> [TASK MATERIAL]
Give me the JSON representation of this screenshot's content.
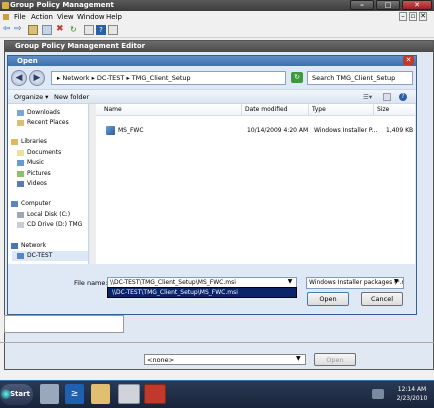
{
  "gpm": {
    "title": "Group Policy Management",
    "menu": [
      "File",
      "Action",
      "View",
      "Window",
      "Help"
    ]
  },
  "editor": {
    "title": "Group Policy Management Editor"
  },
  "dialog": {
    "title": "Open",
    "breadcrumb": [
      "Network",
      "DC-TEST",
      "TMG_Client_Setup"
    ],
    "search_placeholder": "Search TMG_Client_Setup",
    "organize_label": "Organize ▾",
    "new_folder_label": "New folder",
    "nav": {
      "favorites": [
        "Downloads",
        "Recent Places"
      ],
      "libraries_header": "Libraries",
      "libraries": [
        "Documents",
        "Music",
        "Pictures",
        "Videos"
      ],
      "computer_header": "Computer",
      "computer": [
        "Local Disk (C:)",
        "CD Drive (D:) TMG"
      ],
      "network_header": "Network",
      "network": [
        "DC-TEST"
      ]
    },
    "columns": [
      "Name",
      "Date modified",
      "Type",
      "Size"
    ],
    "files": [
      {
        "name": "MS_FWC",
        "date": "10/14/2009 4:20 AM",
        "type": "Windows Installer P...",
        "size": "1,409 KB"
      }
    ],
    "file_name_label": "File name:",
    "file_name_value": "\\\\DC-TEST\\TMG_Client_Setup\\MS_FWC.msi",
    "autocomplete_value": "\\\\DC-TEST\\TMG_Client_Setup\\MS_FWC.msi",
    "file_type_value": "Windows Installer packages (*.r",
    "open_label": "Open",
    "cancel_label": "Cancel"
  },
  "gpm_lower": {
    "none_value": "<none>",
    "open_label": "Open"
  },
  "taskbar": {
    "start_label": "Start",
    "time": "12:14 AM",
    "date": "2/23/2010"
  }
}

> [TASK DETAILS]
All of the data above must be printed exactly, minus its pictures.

> [RESULT]
Give me the JSON representation of this screenshot's content.
{
  "gpm": {
    "title": "Group Policy Management",
    "menu": [
      "File",
      "Action",
      "View",
      "Window",
      "Help"
    ]
  },
  "editor": {
    "title": "Group Policy Management Editor"
  },
  "dialog": {
    "title": "Open",
    "breadcrumb": [
      "Network",
      "DC-TEST",
      "TMG_Client_Setup"
    ],
    "search_placeholder": "Search TMG_Client_Setup",
    "organize_label": "Organize ▾",
    "new_folder_label": "New folder",
    "nav": {
      "favorites": [
        "Downloads",
        "Recent Places"
      ],
      "libraries_header": "Libraries",
      "libraries": [
        "Documents",
        "Music",
        "Pictures",
        "Videos"
      ],
      "computer_header": "Computer",
      "computer": [
        "Local Disk (C:)",
        "CD Drive (D:) TMG"
      ],
      "network_header": "Network",
      "network": [
        "DC-TEST"
      ]
    },
    "columns": [
      "Name",
      "Date modified",
      "Type",
      "Size"
    ],
    "files": [
      {
        "name": "MS_FWC",
        "date": "10/14/2009 4:20 AM",
        "type": "Windows Installer P...",
        "size": "1,409 KB"
      }
    ],
    "file_name_label": "File name:",
    "file_name_value": "\\\\DC-TEST\\TMG_Client_Setup\\MS_FWC.msi",
    "autocomplete_value": "\\\\DC-TEST\\TMG_Client_Setup\\MS_FWC.msi",
    "file_type_value": "Windows Installer packages (*.r",
    "open_label": "Open",
    "cancel_label": "Cancel"
  },
  "gpm_lower": {
    "none_value": "<none>",
    "open_label": "Open"
  },
  "taskbar": {
    "start_label": "Start",
    "time": "12:14 AM",
    "date": "2/23/2010"
  }
}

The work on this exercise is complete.